Exercise aim — Set the records down again in full, exactly as they are, apart from the images.

[[ Provided information open ]]

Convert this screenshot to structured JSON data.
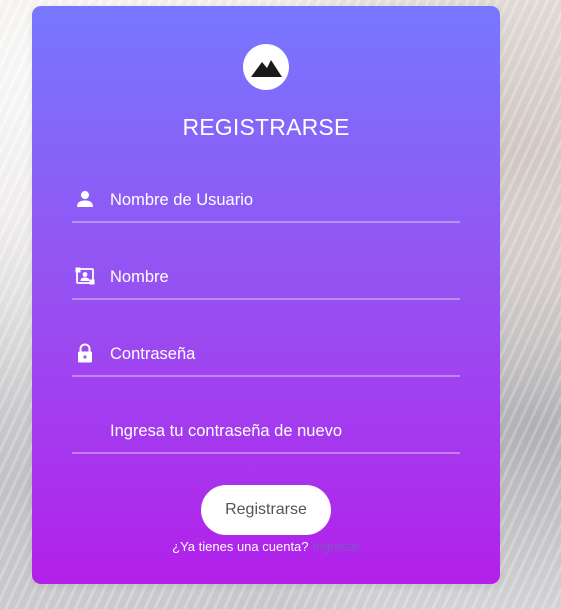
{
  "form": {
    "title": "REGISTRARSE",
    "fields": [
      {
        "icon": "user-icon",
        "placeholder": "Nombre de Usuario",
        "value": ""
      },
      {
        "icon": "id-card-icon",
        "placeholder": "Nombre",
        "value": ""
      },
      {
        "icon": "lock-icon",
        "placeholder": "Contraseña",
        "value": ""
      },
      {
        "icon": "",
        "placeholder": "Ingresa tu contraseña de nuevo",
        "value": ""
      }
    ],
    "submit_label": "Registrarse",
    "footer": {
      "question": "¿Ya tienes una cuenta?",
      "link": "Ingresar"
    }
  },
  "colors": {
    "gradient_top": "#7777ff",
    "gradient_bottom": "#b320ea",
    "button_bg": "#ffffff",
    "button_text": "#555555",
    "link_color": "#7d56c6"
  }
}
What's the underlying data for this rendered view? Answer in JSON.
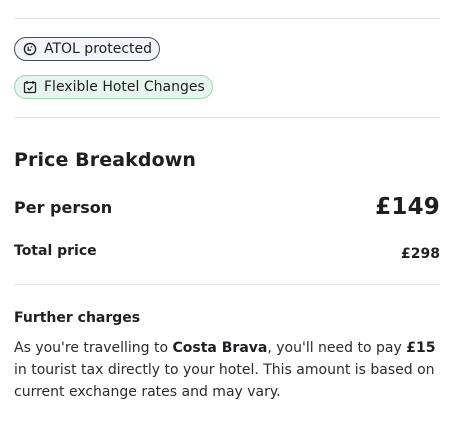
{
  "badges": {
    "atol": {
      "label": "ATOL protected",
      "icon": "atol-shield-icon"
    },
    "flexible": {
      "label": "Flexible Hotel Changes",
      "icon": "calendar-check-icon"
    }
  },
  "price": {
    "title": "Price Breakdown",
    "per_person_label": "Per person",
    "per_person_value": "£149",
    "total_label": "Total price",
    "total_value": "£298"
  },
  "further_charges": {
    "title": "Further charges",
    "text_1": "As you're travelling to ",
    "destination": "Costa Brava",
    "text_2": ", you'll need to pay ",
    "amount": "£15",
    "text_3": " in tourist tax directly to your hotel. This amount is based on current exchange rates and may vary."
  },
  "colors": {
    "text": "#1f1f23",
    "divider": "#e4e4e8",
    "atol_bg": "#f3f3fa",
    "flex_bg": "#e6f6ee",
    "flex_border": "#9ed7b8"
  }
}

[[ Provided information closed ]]

Written answer —
Convert this screenshot to structured JSON data.
{
  "form": {
    "title": "REGISTRARSE",
    "fields": [
      {
        "icon": "user-icon",
        "placeholder": "Nombre de Usuario",
        "value": ""
      },
      {
        "icon": "id-card-icon",
        "placeholder": "Nombre",
        "value": ""
      },
      {
        "icon": "lock-icon",
        "placeholder": "Contraseña",
        "value": ""
      },
      {
        "icon": "",
        "placeholder": "Ingresa tu contraseña de nuevo",
        "value": ""
      }
    ],
    "submit_label": "Registrarse",
    "footer": {
      "question": "¿Ya tienes una cuenta?",
      "link": "Ingresar"
    }
  },
  "colors": {
    "gradient_top": "#7777ff",
    "gradient_bottom": "#b320ea",
    "button_bg": "#ffffff",
    "button_text": "#555555",
    "link_color": "#7d56c6"
  }
}
What's the underlying data for this rendered view? Answer in JSON.
{
  "badges": {
    "atol": {
      "label": "ATOL protected",
      "icon": "atol-shield-icon"
    },
    "flexible": {
      "label": "Flexible Hotel Changes",
      "icon": "calendar-check-icon"
    }
  },
  "price": {
    "title": "Price Breakdown",
    "per_person_label": "Per person",
    "per_person_value": "£149",
    "total_label": "Total price",
    "total_value": "£298"
  },
  "further_charges": {
    "title": "Further charges",
    "text_1": "As you're travelling to ",
    "destination": "Costa Brava",
    "text_2": ", you'll need to pay ",
    "amount": "£15",
    "text_3": " in tourist tax directly to your hotel. This amount is based on current exchange rates and may vary."
  },
  "colors": {
    "text": "#1f1f23",
    "divider": "#e4e4e8",
    "atol_bg": "#f3f3fa",
    "flex_bg": "#e6f6ee",
    "flex_border": "#9ed7b8"
  }
}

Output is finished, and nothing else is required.